Return each line of the listing that follows in which the string "storage" can be found.

Exercise inputs
────────────────

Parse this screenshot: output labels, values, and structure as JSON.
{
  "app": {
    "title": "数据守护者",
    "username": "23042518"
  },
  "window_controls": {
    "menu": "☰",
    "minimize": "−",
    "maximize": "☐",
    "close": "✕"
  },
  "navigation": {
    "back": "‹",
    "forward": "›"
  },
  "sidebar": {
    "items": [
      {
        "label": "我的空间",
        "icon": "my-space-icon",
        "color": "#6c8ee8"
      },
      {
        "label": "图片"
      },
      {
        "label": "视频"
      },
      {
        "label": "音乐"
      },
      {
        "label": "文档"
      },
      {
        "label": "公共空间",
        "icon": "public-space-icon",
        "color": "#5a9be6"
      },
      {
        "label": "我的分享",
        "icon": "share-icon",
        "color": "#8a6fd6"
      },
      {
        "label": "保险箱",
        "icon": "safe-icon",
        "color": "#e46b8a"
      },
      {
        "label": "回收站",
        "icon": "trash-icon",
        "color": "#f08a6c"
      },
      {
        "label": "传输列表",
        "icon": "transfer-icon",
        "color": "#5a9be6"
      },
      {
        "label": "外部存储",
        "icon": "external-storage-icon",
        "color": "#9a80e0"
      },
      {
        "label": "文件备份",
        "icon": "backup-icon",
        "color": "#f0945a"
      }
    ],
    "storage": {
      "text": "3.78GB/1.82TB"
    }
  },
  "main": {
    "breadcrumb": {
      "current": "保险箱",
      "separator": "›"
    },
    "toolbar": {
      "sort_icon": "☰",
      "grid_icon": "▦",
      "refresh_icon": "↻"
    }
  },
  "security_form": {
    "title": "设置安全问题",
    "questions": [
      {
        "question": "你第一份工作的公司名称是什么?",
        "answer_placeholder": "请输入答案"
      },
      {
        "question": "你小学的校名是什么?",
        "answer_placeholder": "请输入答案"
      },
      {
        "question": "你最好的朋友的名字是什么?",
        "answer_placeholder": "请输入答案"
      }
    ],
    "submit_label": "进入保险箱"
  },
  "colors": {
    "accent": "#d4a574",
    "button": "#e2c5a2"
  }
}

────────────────

Answer section
        "icon": "external-storage-icon",
    "storage": {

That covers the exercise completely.